** Opening Dataset extract block **

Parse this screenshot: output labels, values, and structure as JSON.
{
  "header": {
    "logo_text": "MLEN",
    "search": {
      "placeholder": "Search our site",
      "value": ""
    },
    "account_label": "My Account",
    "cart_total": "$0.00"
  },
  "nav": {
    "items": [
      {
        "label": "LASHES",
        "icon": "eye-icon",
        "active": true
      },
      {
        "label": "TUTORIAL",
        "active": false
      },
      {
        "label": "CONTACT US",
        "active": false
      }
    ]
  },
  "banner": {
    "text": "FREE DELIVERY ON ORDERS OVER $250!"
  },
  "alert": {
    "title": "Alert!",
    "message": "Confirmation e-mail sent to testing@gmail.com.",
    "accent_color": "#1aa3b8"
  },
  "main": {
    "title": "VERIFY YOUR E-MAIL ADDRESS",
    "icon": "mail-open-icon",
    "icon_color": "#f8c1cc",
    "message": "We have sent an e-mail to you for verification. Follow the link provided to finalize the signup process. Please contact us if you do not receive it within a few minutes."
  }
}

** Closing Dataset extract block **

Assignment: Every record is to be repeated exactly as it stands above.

Expected answer:
Parse this screenshot: output labels, values, and structure as JSON.
{
  "header": {
    "logo_text": "MLEN",
    "search": {
      "placeholder": "Search our site",
      "value": ""
    },
    "account_label": "My Account",
    "cart_total": "$0.00"
  },
  "nav": {
    "items": [
      {
        "label": "LASHES",
        "icon": "eye-icon",
        "active": true
      },
      {
        "label": "TUTORIAL",
        "active": false
      },
      {
        "label": "CONTACT US",
        "active": false
      }
    ]
  },
  "banner": {
    "text": "FREE DELIVERY ON ORDERS OVER $250!"
  },
  "alert": {
    "title": "Alert!",
    "message": "Confirmation e-mail sent to testing@gmail.com.",
    "accent_color": "#1aa3b8"
  },
  "main": {
    "title": "VERIFY YOUR E-MAIL ADDRESS",
    "icon": "mail-open-icon",
    "icon_color": "#f8c1cc",
    "message": "We have sent an e-mail to you for verification. Follow the link provided to finalize the signup process. Please contact us if you do not receive it within a few minutes."
  }
}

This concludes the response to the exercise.